**WHAT YOU WILL DO**.
A word-for-word copy of the entries, with images excluded, is the expected answer.

== == ==

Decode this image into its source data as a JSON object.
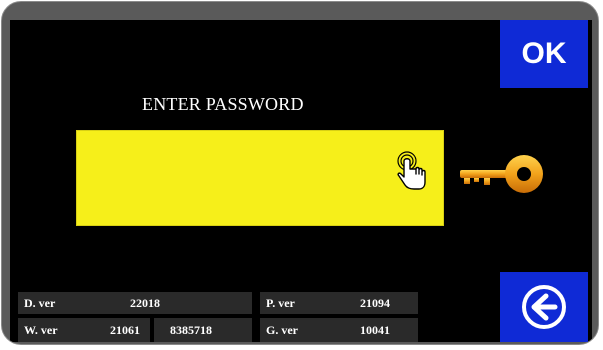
{
  "header": {
    "title": "ENTER PASSWORD",
    "ok_label": "OK"
  },
  "password": {
    "value": "",
    "field_color": "#f6ef1a"
  },
  "versions": {
    "d_ver": {
      "label": "D. ver",
      "value": "22018"
    },
    "p_ver": {
      "label": "P. ver",
      "value": "21094"
    },
    "w_ver": {
      "label": "W. ver",
      "value": "21061",
      "extra": "8385718"
    },
    "g_ver": {
      "label": "G. ver",
      "value": "10041"
    }
  },
  "icons": {
    "tap": "touch-hand-icon",
    "key": "key-icon",
    "back": "back-arrow-icon"
  },
  "colors": {
    "button_blue": "#0f2ad6",
    "screen_bg": "#000000",
    "key_gold": "#f2a21b"
  }
}
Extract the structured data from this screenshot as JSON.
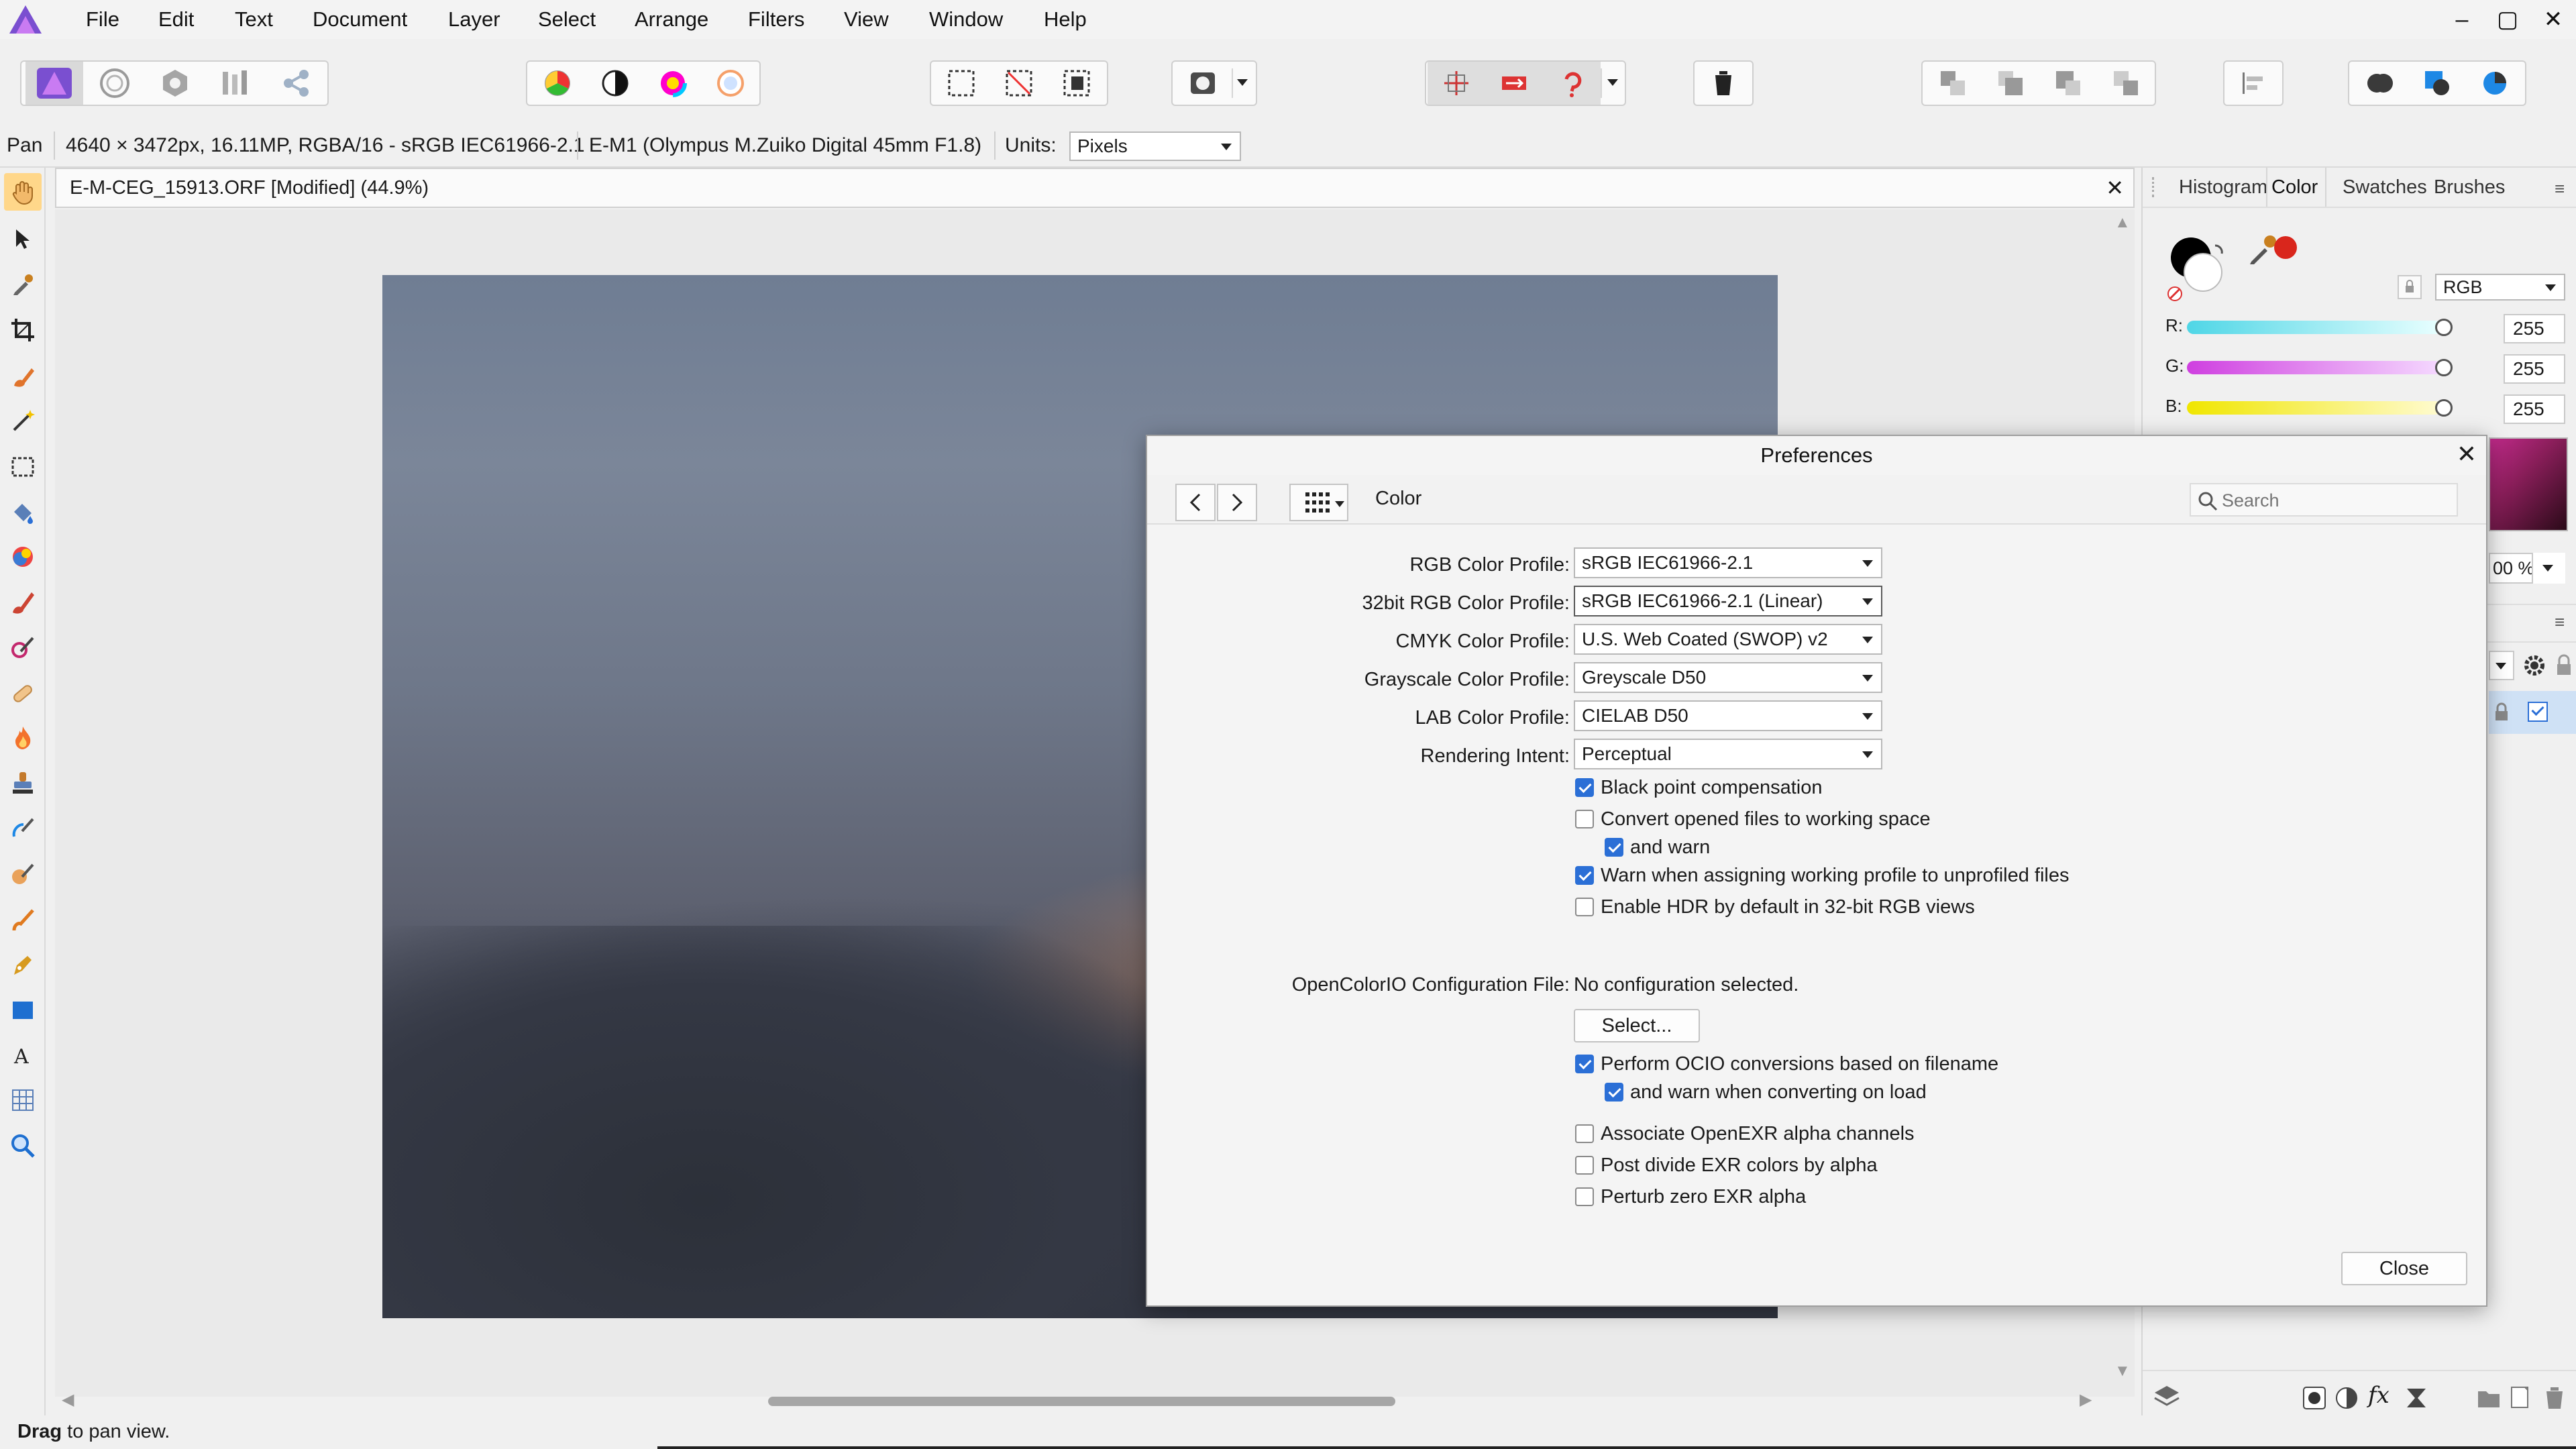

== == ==

**ANSWER SECTION**.
Decode this image into its source data as a JSON object.
{
  "header": {
    "title": "ENTER PASSWORD",
    "ok_label": "OK"
  },
  "password": {
    "value": "",
    "field_color": "#f6ef1a"
  },
  "versions": {
    "d_ver": {
      "label": "D. ver",
      "value": "22018"
    },
    "p_ver": {
      "label": "P. ver",
      "value": "21094"
    },
    "w_ver": {
      "label": "W. ver",
      "value": "21061",
      "extra": "8385718"
    },
    "g_ver": {
      "label": "G. ver",
      "value": "10041"
    }
  },
  "icons": {
    "tap": "touch-hand-icon",
    "key": "key-icon",
    "back": "back-arrow-icon"
  },
  "colors": {
    "button_blue": "#0f2ad6",
    "screen_bg": "#000000",
    "key_gold": "#f2a21b"
  }
}
Extract the structured data from this screenshot as JSON.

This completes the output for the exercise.